_Entries supplied_:
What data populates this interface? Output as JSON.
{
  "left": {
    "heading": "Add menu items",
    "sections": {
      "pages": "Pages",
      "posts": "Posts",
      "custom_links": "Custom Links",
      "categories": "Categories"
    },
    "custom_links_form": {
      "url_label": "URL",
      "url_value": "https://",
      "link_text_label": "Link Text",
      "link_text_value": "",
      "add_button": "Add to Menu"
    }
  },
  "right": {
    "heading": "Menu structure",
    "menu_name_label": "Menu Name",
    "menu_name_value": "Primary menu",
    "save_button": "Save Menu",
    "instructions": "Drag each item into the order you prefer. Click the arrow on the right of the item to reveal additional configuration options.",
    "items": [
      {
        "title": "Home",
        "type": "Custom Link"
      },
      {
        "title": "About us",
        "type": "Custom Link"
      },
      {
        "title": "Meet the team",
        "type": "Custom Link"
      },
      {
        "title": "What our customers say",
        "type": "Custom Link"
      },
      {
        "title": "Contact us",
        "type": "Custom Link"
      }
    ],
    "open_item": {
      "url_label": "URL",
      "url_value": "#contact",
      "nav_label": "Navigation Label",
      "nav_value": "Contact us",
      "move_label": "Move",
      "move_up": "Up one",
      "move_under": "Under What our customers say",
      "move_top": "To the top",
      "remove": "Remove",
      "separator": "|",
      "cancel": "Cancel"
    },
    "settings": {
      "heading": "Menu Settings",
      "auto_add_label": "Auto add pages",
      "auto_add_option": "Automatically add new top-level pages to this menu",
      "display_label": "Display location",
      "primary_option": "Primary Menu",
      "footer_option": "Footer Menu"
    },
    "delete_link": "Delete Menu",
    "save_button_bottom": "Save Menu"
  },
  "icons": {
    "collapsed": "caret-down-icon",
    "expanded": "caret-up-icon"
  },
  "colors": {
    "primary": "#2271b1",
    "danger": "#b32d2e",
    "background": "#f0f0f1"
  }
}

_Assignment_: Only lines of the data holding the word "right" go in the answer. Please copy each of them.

_Problem solution_:
  "right": {
    "instructions": "Drag each item into the order you prefer. Click the arrow on the right of the item to reveal additional configuration options.",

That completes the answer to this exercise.